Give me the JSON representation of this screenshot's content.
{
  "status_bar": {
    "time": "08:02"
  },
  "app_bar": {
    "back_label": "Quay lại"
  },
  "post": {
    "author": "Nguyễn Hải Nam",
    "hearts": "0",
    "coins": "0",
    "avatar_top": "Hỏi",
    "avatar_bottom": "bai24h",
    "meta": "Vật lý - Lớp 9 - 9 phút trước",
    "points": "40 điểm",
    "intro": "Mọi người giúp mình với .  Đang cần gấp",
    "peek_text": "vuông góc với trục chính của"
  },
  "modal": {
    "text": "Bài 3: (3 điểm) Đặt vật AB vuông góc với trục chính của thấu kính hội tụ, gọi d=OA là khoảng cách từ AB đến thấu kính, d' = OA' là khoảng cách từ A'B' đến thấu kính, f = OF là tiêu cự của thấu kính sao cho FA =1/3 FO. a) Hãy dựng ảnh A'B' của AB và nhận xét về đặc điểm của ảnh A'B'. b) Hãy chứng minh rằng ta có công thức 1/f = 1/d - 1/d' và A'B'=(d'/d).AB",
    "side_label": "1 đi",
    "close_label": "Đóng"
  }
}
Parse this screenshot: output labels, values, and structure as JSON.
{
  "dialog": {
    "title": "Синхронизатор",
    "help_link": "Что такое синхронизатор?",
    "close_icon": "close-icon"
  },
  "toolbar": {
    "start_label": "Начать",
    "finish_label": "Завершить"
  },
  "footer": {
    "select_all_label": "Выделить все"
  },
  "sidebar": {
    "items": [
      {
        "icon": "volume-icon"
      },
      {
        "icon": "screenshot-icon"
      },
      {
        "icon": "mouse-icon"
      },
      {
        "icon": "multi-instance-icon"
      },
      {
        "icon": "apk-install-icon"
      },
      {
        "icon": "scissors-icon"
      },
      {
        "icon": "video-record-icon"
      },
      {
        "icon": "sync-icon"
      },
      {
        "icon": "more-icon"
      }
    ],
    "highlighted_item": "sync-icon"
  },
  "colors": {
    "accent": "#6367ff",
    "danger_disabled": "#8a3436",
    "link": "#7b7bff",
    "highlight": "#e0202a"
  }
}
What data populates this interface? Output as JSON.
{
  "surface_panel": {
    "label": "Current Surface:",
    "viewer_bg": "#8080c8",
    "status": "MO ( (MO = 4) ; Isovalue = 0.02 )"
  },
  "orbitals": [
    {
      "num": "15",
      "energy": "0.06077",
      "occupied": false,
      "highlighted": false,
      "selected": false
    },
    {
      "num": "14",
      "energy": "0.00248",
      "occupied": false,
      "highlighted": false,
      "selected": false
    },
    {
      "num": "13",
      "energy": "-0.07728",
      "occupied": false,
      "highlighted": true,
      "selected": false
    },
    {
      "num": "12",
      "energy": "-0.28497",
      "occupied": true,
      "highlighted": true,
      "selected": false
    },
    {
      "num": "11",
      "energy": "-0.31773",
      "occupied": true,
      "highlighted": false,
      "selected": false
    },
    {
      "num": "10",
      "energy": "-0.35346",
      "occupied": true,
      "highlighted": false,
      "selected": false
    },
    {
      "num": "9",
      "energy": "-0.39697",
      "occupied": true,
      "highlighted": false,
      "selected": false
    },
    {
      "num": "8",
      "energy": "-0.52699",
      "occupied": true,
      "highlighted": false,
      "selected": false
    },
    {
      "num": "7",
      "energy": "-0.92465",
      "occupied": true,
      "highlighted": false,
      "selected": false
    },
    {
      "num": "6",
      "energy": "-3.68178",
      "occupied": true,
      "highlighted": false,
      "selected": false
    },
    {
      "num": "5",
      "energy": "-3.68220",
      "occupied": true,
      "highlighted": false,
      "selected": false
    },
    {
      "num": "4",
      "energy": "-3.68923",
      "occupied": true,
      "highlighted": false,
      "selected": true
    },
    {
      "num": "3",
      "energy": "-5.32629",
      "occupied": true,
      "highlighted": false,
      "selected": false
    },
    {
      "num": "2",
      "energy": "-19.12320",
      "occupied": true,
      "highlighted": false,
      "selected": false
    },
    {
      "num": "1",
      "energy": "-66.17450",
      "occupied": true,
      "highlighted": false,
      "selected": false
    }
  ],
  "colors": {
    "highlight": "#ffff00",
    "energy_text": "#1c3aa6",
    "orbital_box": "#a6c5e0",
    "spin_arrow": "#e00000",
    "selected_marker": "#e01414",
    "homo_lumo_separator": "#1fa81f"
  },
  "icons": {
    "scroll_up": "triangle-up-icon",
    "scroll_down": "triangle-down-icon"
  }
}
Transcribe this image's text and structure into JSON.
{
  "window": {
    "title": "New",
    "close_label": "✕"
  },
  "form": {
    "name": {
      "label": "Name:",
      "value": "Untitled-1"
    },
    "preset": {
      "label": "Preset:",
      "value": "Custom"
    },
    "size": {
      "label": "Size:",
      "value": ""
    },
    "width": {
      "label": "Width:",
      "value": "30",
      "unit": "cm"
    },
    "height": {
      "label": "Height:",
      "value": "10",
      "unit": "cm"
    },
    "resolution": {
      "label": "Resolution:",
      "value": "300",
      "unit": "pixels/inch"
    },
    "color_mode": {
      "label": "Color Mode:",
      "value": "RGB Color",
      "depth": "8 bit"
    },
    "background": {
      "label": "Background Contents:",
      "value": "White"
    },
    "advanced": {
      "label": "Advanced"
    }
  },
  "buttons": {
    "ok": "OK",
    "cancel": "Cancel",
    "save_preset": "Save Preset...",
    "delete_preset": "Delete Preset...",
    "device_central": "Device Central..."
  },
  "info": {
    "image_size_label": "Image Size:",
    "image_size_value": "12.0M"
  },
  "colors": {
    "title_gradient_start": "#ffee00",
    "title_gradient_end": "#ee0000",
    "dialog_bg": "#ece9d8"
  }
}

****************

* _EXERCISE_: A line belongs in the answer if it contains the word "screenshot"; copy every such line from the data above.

* _WRITTEN ANSWER_:
Give me the JSON representation of this screenshot's content.
Parse this screenshot: output labels, values, and structure as JSON.
        "icon": "screenshot-icon"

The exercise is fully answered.